→ **WHAT YOU ARE ASKED TO DO**
In the copy, include every entry exactly but none of its images.

━━━ SOURCE INFORMATION ━━━

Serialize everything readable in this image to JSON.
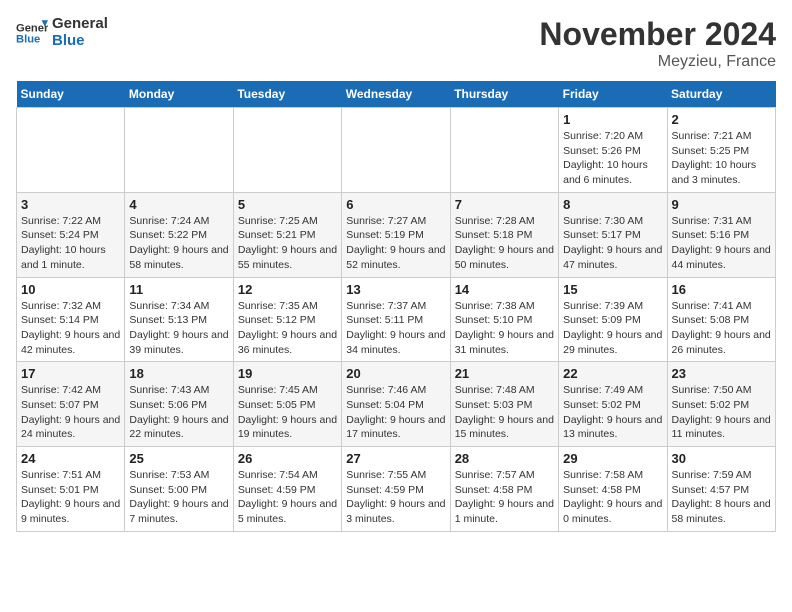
{
  "logo": {
    "line1": "General",
    "line2": "Blue"
  },
  "title": "November 2024",
  "subtitle": "Meyzieu, France",
  "weekdays": [
    "Sunday",
    "Monday",
    "Tuesday",
    "Wednesday",
    "Thursday",
    "Friday",
    "Saturday"
  ],
  "weeks": [
    [
      {
        "day": "",
        "info": ""
      },
      {
        "day": "",
        "info": ""
      },
      {
        "day": "",
        "info": ""
      },
      {
        "day": "",
        "info": ""
      },
      {
        "day": "",
        "info": ""
      },
      {
        "day": "1",
        "info": "Sunrise: 7:20 AM\nSunset: 5:26 PM\nDaylight: 10 hours and 6 minutes."
      },
      {
        "day": "2",
        "info": "Sunrise: 7:21 AM\nSunset: 5:25 PM\nDaylight: 10 hours and 3 minutes."
      }
    ],
    [
      {
        "day": "3",
        "info": "Sunrise: 7:22 AM\nSunset: 5:24 PM\nDaylight: 10 hours and 1 minute."
      },
      {
        "day": "4",
        "info": "Sunrise: 7:24 AM\nSunset: 5:22 PM\nDaylight: 9 hours and 58 minutes."
      },
      {
        "day": "5",
        "info": "Sunrise: 7:25 AM\nSunset: 5:21 PM\nDaylight: 9 hours and 55 minutes."
      },
      {
        "day": "6",
        "info": "Sunrise: 7:27 AM\nSunset: 5:19 PM\nDaylight: 9 hours and 52 minutes."
      },
      {
        "day": "7",
        "info": "Sunrise: 7:28 AM\nSunset: 5:18 PM\nDaylight: 9 hours and 50 minutes."
      },
      {
        "day": "8",
        "info": "Sunrise: 7:30 AM\nSunset: 5:17 PM\nDaylight: 9 hours and 47 minutes."
      },
      {
        "day": "9",
        "info": "Sunrise: 7:31 AM\nSunset: 5:16 PM\nDaylight: 9 hours and 44 minutes."
      }
    ],
    [
      {
        "day": "10",
        "info": "Sunrise: 7:32 AM\nSunset: 5:14 PM\nDaylight: 9 hours and 42 minutes."
      },
      {
        "day": "11",
        "info": "Sunrise: 7:34 AM\nSunset: 5:13 PM\nDaylight: 9 hours and 39 minutes."
      },
      {
        "day": "12",
        "info": "Sunrise: 7:35 AM\nSunset: 5:12 PM\nDaylight: 9 hours and 36 minutes."
      },
      {
        "day": "13",
        "info": "Sunrise: 7:37 AM\nSunset: 5:11 PM\nDaylight: 9 hours and 34 minutes."
      },
      {
        "day": "14",
        "info": "Sunrise: 7:38 AM\nSunset: 5:10 PM\nDaylight: 9 hours and 31 minutes."
      },
      {
        "day": "15",
        "info": "Sunrise: 7:39 AM\nSunset: 5:09 PM\nDaylight: 9 hours and 29 minutes."
      },
      {
        "day": "16",
        "info": "Sunrise: 7:41 AM\nSunset: 5:08 PM\nDaylight: 9 hours and 26 minutes."
      }
    ],
    [
      {
        "day": "17",
        "info": "Sunrise: 7:42 AM\nSunset: 5:07 PM\nDaylight: 9 hours and 24 minutes."
      },
      {
        "day": "18",
        "info": "Sunrise: 7:43 AM\nSunset: 5:06 PM\nDaylight: 9 hours and 22 minutes."
      },
      {
        "day": "19",
        "info": "Sunrise: 7:45 AM\nSunset: 5:05 PM\nDaylight: 9 hours and 19 minutes."
      },
      {
        "day": "20",
        "info": "Sunrise: 7:46 AM\nSunset: 5:04 PM\nDaylight: 9 hours and 17 minutes."
      },
      {
        "day": "21",
        "info": "Sunrise: 7:48 AM\nSunset: 5:03 PM\nDaylight: 9 hours and 15 minutes."
      },
      {
        "day": "22",
        "info": "Sunrise: 7:49 AM\nSunset: 5:02 PM\nDaylight: 9 hours and 13 minutes."
      },
      {
        "day": "23",
        "info": "Sunrise: 7:50 AM\nSunset: 5:02 PM\nDaylight: 9 hours and 11 minutes."
      }
    ],
    [
      {
        "day": "24",
        "info": "Sunrise: 7:51 AM\nSunset: 5:01 PM\nDaylight: 9 hours and 9 minutes."
      },
      {
        "day": "25",
        "info": "Sunrise: 7:53 AM\nSunset: 5:00 PM\nDaylight: 9 hours and 7 minutes."
      },
      {
        "day": "26",
        "info": "Sunrise: 7:54 AM\nSunset: 4:59 PM\nDaylight: 9 hours and 5 minutes."
      },
      {
        "day": "27",
        "info": "Sunrise: 7:55 AM\nSunset: 4:59 PM\nDaylight: 9 hours and 3 minutes."
      },
      {
        "day": "28",
        "info": "Sunrise: 7:57 AM\nSunset: 4:58 PM\nDaylight: 9 hours and 1 minute."
      },
      {
        "day": "29",
        "info": "Sunrise: 7:58 AM\nSunset: 4:58 PM\nDaylight: 9 hours and 0 minutes."
      },
      {
        "day": "30",
        "info": "Sunrise: 7:59 AM\nSunset: 4:57 PM\nDaylight: 8 hours and 58 minutes."
      }
    ]
  ]
}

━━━

→ **ANSWER SPACE**
Serialize everything readable in this image to JSON.
{
  "logo": {
    "line1": "General",
    "line2": "Blue"
  },
  "title": "November 2024",
  "subtitle": "Meyzieu, France",
  "weekdays": [
    "Sunday",
    "Monday",
    "Tuesday",
    "Wednesday",
    "Thursday",
    "Friday",
    "Saturday"
  ],
  "weeks": [
    [
      {
        "day": "",
        "info": ""
      },
      {
        "day": "",
        "info": ""
      },
      {
        "day": "",
        "info": ""
      },
      {
        "day": "",
        "info": ""
      },
      {
        "day": "",
        "info": ""
      },
      {
        "day": "1",
        "info": "Sunrise: 7:20 AM\nSunset: 5:26 PM\nDaylight: 10 hours and 6 minutes."
      },
      {
        "day": "2",
        "info": "Sunrise: 7:21 AM\nSunset: 5:25 PM\nDaylight: 10 hours and 3 minutes."
      }
    ],
    [
      {
        "day": "3",
        "info": "Sunrise: 7:22 AM\nSunset: 5:24 PM\nDaylight: 10 hours and 1 minute."
      },
      {
        "day": "4",
        "info": "Sunrise: 7:24 AM\nSunset: 5:22 PM\nDaylight: 9 hours and 58 minutes."
      },
      {
        "day": "5",
        "info": "Sunrise: 7:25 AM\nSunset: 5:21 PM\nDaylight: 9 hours and 55 minutes."
      },
      {
        "day": "6",
        "info": "Sunrise: 7:27 AM\nSunset: 5:19 PM\nDaylight: 9 hours and 52 minutes."
      },
      {
        "day": "7",
        "info": "Sunrise: 7:28 AM\nSunset: 5:18 PM\nDaylight: 9 hours and 50 minutes."
      },
      {
        "day": "8",
        "info": "Sunrise: 7:30 AM\nSunset: 5:17 PM\nDaylight: 9 hours and 47 minutes."
      },
      {
        "day": "9",
        "info": "Sunrise: 7:31 AM\nSunset: 5:16 PM\nDaylight: 9 hours and 44 minutes."
      }
    ],
    [
      {
        "day": "10",
        "info": "Sunrise: 7:32 AM\nSunset: 5:14 PM\nDaylight: 9 hours and 42 minutes."
      },
      {
        "day": "11",
        "info": "Sunrise: 7:34 AM\nSunset: 5:13 PM\nDaylight: 9 hours and 39 minutes."
      },
      {
        "day": "12",
        "info": "Sunrise: 7:35 AM\nSunset: 5:12 PM\nDaylight: 9 hours and 36 minutes."
      },
      {
        "day": "13",
        "info": "Sunrise: 7:37 AM\nSunset: 5:11 PM\nDaylight: 9 hours and 34 minutes."
      },
      {
        "day": "14",
        "info": "Sunrise: 7:38 AM\nSunset: 5:10 PM\nDaylight: 9 hours and 31 minutes."
      },
      {
        "day": "15",
        "info": "Sunrise: 7:39 AM\nSunset: 5:09 PM\nDaylight: 9 hours and 29 minutes."
      },
      {
        "day": "16",
        "info": "Sunrise: 7:41 AM\nSunset: 5:08 PM\nDaylight: 9 hours and 26 minutes."
      }
    ],
    [
      {
        "day": "17",
        "info": "Sunrise: 7:42 AM\nSunset: 5:07 PM\nDaylight: 9 hours and 24 minutes."
      },
      {
        "day": "18",
        "info": "Sunrise: 7:43 AM\nSunset: 5:06 PM\nDaylight: 9 hours and 22 minutes."
      },
      {
        "day": "19",
        "info": "Sunrise: 7:45 AM\nSunset: 5:05 PM\nDaylight: 9 hours and 19 minutes."
      },
      {
        "day": "20",
        "info": "Sunrise: 7:46 AM\nSunset: 5:04 PM\nDaylight: 9 hours and 17 minutes."
      },
      {
        "day": "21",
        "info": "Sunrise: 7:48 AM\nSunset: 5:03 PM\nDaylight: 9 hours and 15 minutes."
      },
      {
        "day": "22",
        "info": "Sunrise: 7:49 AM\nSunset: 5:02 PM\nDaylight: 9 hours and 13 minutes."
      },
      {
        "day": "23",
        "info": "Sunrise: 7:50 AM\nSunset: 5:02 PM\nDaylight: 9 hours and 11 minutes."
      }
    ],
    [
      {
        "day": "24",
        "info": "Sunrise: 7:51 AM\nSunset: 5:01 PM\nDaylight: 9 hours and 9 minutes."
      },
      {
        "day": "25",
        "info": "Sunrise: 7:53 AM\nSunset: 5:00 PM\nDaylight: 9 hours and 7 minutes."
      },
      {
        "day": "26",
        "info": "Sunrise: 7:54 AM\nSunset: 4:59 PM\nDaylight: 9 hours and 5 minutes."
      },
      {
        "day": "27",
        "info": "Sunrise: 7:55 AM\nSunset: 4:59 PM\nDaylight: 9 hours and 3 minutes."
      },
      {
        "day": "28",
        "info": "Sunrise: 7:57 AM\nSunset: 4:58 PM\nDaylight: 9 hours and 1 minute."
      },
      {
        "day": "29",
        "info": "Sunrise: 7:58 AM\nSunset: 4:58 PM\nDaylight: 9 hours and 0 minutes."
      },
      {
        "day": "30",
        "info": "Sunrise: 7:59 AM\nSunset: 4:57 PM\nDaylight: 8 hours and 58 minutes."
      }
    ]
  ]
}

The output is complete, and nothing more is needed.